*WHAT YOU WILL DO:*
Reproduce every line that appears below, precisely and completely.

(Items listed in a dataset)
Content starts

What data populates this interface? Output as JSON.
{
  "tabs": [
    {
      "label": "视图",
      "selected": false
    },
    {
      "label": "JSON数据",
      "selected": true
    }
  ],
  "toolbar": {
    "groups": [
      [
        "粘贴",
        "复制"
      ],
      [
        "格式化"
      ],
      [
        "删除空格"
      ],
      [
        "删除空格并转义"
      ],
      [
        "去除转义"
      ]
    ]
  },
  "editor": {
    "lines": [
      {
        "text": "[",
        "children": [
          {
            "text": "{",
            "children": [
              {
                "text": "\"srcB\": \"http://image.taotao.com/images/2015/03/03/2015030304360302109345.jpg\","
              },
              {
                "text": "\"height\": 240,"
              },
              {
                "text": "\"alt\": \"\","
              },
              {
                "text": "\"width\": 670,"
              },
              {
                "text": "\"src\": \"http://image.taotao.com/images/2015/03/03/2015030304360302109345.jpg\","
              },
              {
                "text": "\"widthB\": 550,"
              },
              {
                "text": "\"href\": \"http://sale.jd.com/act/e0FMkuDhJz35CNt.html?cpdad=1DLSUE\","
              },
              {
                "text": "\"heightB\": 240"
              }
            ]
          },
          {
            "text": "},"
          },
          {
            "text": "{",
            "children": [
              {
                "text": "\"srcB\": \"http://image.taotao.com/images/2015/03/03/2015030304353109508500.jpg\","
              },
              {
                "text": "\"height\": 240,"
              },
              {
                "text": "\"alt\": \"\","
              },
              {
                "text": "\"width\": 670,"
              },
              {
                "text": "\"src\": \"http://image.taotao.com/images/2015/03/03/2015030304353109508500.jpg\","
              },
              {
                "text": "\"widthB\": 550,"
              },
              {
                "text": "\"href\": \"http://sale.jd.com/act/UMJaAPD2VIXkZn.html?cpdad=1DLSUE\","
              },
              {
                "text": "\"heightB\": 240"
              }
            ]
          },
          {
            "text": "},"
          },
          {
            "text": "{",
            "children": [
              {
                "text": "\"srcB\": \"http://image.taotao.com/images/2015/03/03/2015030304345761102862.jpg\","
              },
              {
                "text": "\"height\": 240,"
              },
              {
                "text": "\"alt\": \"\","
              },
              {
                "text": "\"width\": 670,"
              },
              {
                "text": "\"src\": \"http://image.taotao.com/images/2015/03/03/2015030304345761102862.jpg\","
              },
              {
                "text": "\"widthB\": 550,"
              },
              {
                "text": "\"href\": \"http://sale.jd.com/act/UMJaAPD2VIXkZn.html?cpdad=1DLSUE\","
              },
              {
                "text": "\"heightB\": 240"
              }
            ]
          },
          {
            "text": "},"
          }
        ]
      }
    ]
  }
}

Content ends

*OUTPUT OF THE TASK:*
What data populates this interface? Output as JSON.
{
  "tabs": [
    {
      "label": "视图",
      "selected": false
    },
    {
      "label": "JSON数据",
      "selected": true
    }
  ],
  "toolbar": {
    "groups": [
      [
        "粘贴",
        "复制"
      ],
      [
        "格式化"
      ],
      [
        "删除空格"
      ],
      [
        "删除空格并转义"
      ],
      [
        "去除转义"
      ]
    ]
  },
  "editor": {
    "lines": [
      {
        "text": "[",
        "children": [
          {
            "text": "{",
            "children": [
              {
                "text": "\"srcB\": \"http://image.taotao.com/images/2015/03/03/2015030304360302109345.jpg\","
              },
              {
                "text": "\"height\": 240,"
              },
              {
                "text": "\"alt\": \"\","
              },
              {
                "text": "\"width\": 670,"
              },
              {
                "text": "\"src\": \"http://image.taotao.com/images/2015/03/03/2015030304360302109345.jpg\","
              },
              {
                "text": "\"widthB\": 550,"
              },
              {
                "text": "\"href\": \"http://sale.jd.com/act/e0FMkuDhJz35CNt.html?cpdad=1DLSUE\","
              },
              {
                "text": "\"heightB\": 240"
              }
            ]
          },
          {
            "text": "},"
          },
          {
            "text": "{",
            "children": [
              {
                "text": "\"srcB\": \"http://image.taotao.com/images/2015/03/03/2015030304353109508500.jpg\","
              },
              {
                "text": "\"height\": 240,"
              },
              {
                "text": "\"alt\": \"\","
              },
              {
                "text": "\"width\": 670,"
              },
              {
                "text": "\"src\": \"http://image.taotao.com/images/2015/03/03/2015030304353109508500.jpg\","
              },
              {
                "text": "\"widthB\": 550,"
              },
              {
                "text": "\"href\": \"http://sale.jd.com/act/UMJaAPD2VIXkZn.html?cpdad=1DLSUE\","
              },
              {
                "text": "\"heightB\": 240"
              }
            ]
          },
          {
            "text": "},"
          },
          {
            "text": "{",
            "children": [
              {
                "text": "\"srcB\": \"http://image.taotao.com/images/2015/03/03/2015030304345761102862.jpg\","
              },
              {
                "text": "\"height\": 240,"
              },
              {
                "text": "\"alt\": \"\","
              },
              {
                "text": "\"width\": 670,"
              },
              {
                "text": "\"src\": \"http://image.taotao.com/images/2015/03/03/2015030304345761102862.jpg\","
              },
              {
                "text": "\"widthB\": 550,"
              },
              {
                "text": "\"href\": \"http://sale.jd.com/act/UMJaAPD2VIXkZn.html?cpdad=1DLSUE\","
              },
              {
                "text": "\"heightB\": 240"
              }
            ]
          },
          {
            "text": "},"
          }
        ]
      }
    ]
  }
}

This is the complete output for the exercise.